▶ Aim of the task
Search the records for "ATTRIBUTE" and copy each line that holds it.

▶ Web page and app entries
== Segment start ==

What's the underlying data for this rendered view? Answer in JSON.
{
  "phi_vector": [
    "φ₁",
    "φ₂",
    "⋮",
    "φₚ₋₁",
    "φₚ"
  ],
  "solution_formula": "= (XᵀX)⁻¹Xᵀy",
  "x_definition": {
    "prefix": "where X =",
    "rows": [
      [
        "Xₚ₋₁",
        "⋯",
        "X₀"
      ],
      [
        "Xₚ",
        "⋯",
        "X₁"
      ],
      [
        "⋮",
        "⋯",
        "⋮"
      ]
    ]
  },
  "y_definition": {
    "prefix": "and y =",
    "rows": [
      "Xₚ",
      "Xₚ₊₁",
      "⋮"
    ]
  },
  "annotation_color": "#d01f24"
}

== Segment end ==
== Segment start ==

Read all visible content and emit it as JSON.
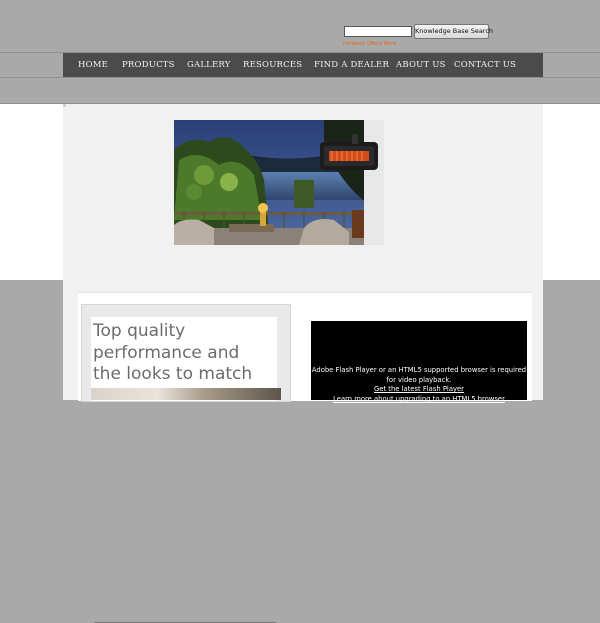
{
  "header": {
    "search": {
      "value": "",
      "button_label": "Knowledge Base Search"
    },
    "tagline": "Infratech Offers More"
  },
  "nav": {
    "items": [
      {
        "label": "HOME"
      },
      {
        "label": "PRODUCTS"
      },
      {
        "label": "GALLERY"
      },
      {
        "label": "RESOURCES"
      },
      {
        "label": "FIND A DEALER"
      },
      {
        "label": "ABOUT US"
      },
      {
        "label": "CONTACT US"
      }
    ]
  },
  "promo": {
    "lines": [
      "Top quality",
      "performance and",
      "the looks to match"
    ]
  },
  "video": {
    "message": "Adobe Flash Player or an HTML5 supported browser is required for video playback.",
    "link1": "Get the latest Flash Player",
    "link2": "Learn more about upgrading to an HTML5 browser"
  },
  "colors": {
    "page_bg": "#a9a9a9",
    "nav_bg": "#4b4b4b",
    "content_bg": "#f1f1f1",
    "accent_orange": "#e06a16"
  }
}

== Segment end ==
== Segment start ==

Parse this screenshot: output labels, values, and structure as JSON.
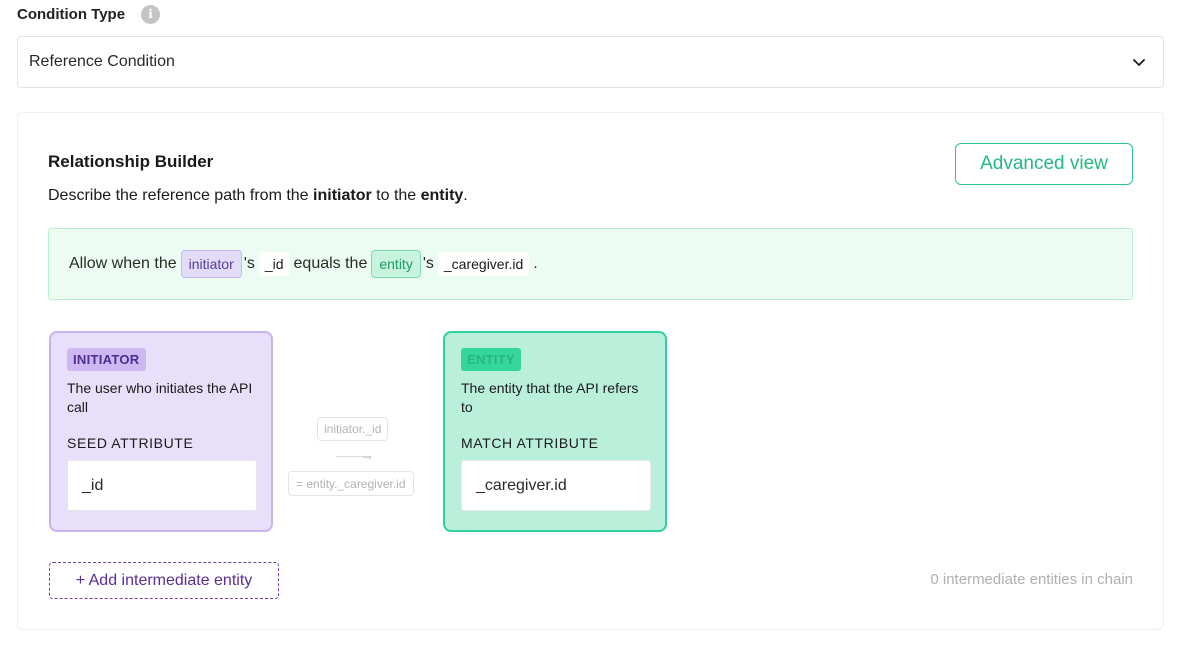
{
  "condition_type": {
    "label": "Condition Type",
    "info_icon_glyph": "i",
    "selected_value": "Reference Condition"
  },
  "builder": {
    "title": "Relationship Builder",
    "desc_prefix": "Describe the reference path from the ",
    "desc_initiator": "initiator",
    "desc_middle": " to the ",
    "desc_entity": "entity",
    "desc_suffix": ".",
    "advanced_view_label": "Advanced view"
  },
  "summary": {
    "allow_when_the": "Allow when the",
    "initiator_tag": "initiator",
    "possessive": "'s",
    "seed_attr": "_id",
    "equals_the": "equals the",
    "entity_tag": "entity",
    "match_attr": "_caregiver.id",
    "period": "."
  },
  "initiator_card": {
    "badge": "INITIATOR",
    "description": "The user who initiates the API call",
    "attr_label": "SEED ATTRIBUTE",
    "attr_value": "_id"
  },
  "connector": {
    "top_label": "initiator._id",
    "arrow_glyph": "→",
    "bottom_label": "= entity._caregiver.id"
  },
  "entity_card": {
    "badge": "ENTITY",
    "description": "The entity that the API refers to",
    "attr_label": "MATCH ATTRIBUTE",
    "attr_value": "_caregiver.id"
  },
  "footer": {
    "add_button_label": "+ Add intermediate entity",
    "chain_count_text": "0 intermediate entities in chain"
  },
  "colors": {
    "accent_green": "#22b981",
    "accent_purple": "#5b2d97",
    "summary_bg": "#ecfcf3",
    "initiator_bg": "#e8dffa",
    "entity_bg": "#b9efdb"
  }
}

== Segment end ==

▶ Response area
    "attr_label": "SEED ATTRIBUTE",
    "attr_label": "MATCH ATTRIBUTE",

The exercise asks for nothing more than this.